BEGIN Raw data

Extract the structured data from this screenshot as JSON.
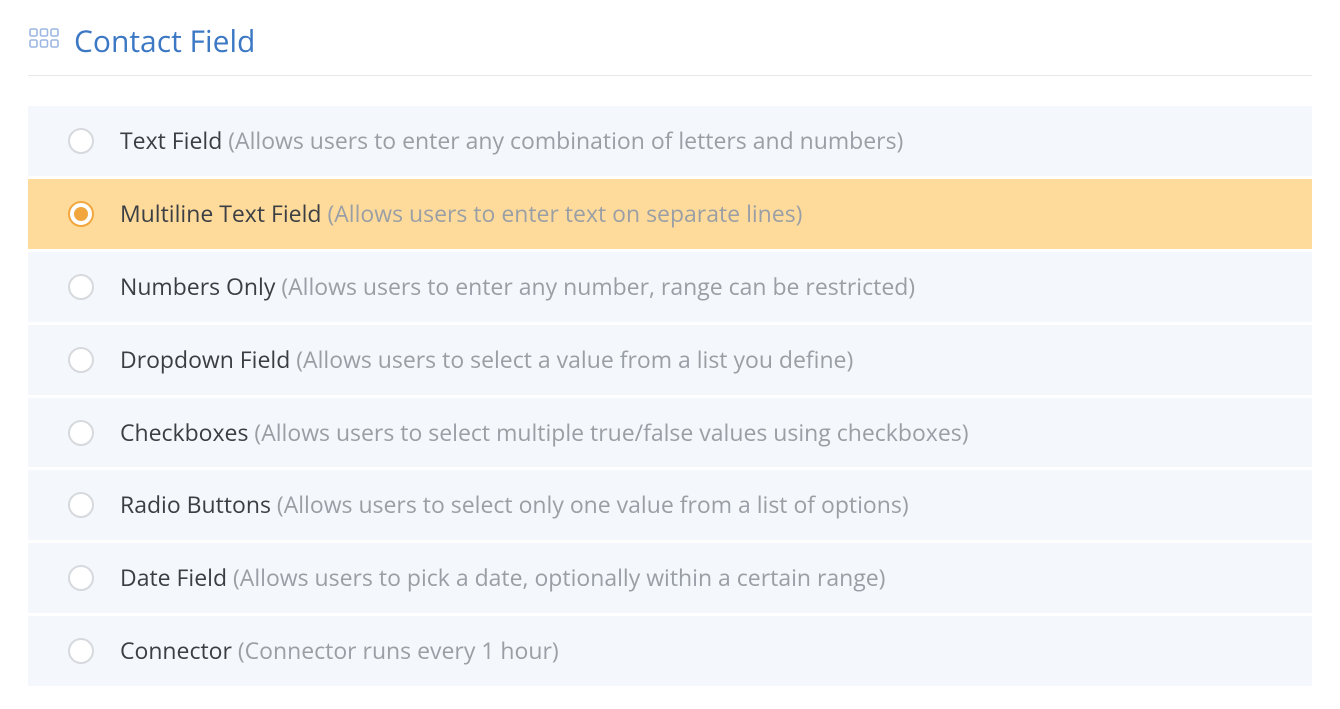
{
  "header": {
    "title": "Contact Field"
  },
  "options": [
    {
      "name": "Text Field",
      "desc": "(Allows users to enter any combination of letters and numbers)",
      "selected": false
    },
    {
      "name": "Multiline Text Field",
      "desc": "(Allows users to enter text on separate lines)",
      "selected": true
    },
    {
      "name": "Numbers Only",
      "desc": "(Allows users to enter any number, range can be restricted)",
      "selected": false
    },
    {
      "name": "Dropdown Field",
      "desc": "(Allows users to select a value from a list you define)",
      "selected": false
    },
    {
      "name": "Checkboxes",
      "desc": "(Allows users to select multiple true/false values using checkboxes)",
      "selected": false
    },
    {
      "name": "Radio Buttons",
      "desc": "(Allows users to select only one value from a list of options)",
      "selected": false
    },
    {
      "name": "Date Field",
      "desc": "(Allows users to pick a date, optionally within a certain range)",
      "selected": false
    },
    {
      "name": "Connector",
      "desc": "(Connector runs every 1 hour)",
      "selected": false
    }
  ]
}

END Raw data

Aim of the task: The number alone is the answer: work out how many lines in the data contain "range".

Reply to the exercise: 2